--- PROVIDED RECORDS Enclosed Below ---
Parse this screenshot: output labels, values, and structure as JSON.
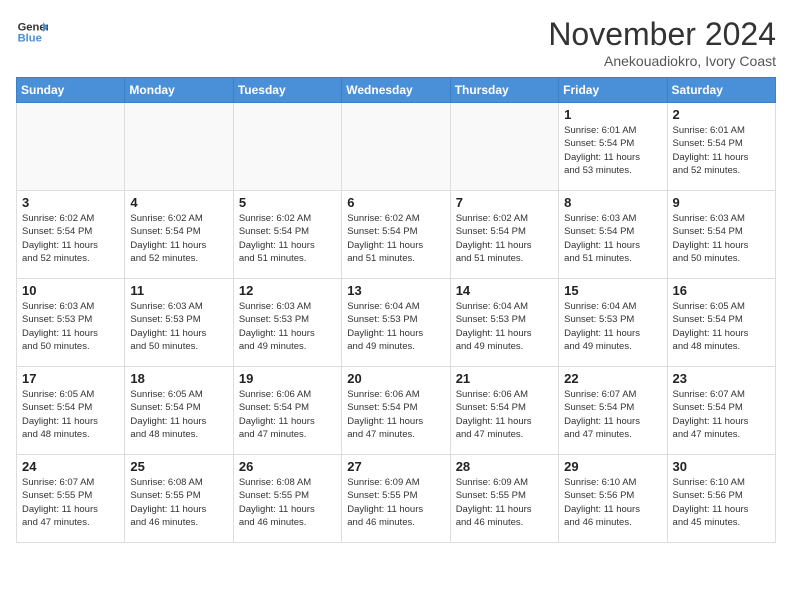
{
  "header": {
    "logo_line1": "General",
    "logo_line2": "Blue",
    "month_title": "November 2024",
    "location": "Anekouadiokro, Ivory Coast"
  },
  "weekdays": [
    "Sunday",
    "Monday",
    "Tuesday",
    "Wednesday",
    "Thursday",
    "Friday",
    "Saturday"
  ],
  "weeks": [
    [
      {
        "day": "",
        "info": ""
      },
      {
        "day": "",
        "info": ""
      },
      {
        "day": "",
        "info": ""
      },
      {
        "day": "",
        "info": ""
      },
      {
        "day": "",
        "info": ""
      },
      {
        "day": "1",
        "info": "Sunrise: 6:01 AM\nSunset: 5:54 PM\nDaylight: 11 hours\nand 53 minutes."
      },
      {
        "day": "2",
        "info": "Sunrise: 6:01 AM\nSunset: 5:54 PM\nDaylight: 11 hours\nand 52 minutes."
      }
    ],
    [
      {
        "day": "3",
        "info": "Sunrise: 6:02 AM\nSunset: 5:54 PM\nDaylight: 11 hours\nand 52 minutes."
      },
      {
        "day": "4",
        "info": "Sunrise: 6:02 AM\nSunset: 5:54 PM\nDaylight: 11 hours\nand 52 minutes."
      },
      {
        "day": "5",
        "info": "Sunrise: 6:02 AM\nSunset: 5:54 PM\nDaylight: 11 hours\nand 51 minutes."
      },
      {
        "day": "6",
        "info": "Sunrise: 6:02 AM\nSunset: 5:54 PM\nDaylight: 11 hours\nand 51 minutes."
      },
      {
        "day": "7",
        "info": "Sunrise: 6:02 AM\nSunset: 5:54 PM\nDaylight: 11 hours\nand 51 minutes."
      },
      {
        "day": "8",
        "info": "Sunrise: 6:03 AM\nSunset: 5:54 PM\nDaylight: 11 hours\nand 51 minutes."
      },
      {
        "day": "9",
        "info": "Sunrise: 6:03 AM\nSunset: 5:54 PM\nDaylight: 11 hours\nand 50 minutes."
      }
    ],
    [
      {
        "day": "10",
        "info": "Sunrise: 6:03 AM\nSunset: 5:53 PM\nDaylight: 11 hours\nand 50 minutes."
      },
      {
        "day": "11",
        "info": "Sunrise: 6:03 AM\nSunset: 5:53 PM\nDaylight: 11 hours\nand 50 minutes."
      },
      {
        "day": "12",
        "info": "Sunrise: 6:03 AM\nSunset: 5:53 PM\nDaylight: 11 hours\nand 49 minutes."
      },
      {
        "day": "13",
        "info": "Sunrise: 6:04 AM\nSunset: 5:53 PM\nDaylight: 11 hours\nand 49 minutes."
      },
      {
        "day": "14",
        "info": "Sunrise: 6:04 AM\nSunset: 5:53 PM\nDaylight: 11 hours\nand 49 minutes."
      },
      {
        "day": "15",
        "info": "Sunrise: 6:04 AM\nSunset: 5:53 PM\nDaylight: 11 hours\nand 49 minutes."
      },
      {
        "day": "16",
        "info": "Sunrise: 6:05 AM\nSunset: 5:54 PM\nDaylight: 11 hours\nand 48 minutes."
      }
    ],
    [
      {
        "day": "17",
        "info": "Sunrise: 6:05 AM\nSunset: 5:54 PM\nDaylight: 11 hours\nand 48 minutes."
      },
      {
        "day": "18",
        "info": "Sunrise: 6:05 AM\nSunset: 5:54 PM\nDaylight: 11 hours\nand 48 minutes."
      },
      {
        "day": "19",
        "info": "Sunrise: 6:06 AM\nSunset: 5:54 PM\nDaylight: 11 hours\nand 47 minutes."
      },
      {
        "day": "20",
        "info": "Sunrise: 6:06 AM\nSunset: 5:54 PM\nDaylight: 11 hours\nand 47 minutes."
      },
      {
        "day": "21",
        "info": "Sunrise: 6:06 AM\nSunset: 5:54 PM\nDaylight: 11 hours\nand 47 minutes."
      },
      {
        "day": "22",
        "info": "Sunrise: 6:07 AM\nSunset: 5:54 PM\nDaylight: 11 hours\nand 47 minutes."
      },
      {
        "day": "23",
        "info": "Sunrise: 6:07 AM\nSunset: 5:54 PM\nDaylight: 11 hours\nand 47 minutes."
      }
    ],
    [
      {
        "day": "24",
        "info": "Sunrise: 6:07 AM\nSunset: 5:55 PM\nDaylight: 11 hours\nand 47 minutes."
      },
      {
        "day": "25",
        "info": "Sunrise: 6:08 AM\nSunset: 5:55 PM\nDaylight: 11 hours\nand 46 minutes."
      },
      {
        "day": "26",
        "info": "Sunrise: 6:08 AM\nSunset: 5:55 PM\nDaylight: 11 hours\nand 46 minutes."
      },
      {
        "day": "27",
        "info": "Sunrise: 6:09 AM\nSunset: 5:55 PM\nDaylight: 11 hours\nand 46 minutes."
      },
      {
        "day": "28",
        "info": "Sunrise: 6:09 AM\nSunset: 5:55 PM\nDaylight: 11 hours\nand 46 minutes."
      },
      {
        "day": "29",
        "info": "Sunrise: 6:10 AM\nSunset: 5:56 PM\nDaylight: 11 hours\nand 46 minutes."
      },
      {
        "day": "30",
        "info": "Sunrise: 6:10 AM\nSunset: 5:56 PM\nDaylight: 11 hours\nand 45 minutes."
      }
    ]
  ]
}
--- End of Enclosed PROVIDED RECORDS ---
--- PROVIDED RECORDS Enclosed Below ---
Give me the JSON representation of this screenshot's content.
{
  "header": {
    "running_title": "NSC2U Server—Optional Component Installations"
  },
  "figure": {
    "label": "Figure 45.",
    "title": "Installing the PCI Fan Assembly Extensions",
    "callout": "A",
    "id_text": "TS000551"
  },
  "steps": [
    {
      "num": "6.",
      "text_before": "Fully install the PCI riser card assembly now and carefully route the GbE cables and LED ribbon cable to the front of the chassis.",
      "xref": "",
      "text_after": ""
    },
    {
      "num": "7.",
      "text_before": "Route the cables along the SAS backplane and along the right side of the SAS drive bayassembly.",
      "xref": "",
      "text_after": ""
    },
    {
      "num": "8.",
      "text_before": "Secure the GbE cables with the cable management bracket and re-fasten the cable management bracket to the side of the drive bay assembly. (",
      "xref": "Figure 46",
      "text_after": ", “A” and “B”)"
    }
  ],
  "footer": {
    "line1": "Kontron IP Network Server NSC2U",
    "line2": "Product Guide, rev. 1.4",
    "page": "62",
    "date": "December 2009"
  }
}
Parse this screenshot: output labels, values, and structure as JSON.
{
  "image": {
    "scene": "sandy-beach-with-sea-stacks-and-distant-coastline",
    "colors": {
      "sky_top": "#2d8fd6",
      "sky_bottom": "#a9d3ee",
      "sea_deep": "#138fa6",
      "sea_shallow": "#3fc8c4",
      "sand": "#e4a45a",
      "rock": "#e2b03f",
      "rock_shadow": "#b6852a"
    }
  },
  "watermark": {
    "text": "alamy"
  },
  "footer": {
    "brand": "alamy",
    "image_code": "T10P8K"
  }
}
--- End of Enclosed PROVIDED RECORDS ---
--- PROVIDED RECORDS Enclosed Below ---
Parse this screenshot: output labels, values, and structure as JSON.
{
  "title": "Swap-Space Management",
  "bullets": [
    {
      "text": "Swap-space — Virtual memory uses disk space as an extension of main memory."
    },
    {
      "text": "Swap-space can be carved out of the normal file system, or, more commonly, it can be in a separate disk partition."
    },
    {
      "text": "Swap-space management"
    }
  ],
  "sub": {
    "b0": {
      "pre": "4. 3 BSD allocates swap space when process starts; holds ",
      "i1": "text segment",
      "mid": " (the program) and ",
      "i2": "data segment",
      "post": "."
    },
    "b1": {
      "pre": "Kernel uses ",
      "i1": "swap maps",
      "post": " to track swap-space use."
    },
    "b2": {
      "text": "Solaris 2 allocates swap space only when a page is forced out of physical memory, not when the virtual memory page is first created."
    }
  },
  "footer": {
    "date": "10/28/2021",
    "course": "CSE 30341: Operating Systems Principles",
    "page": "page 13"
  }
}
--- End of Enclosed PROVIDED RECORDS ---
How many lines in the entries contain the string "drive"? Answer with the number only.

2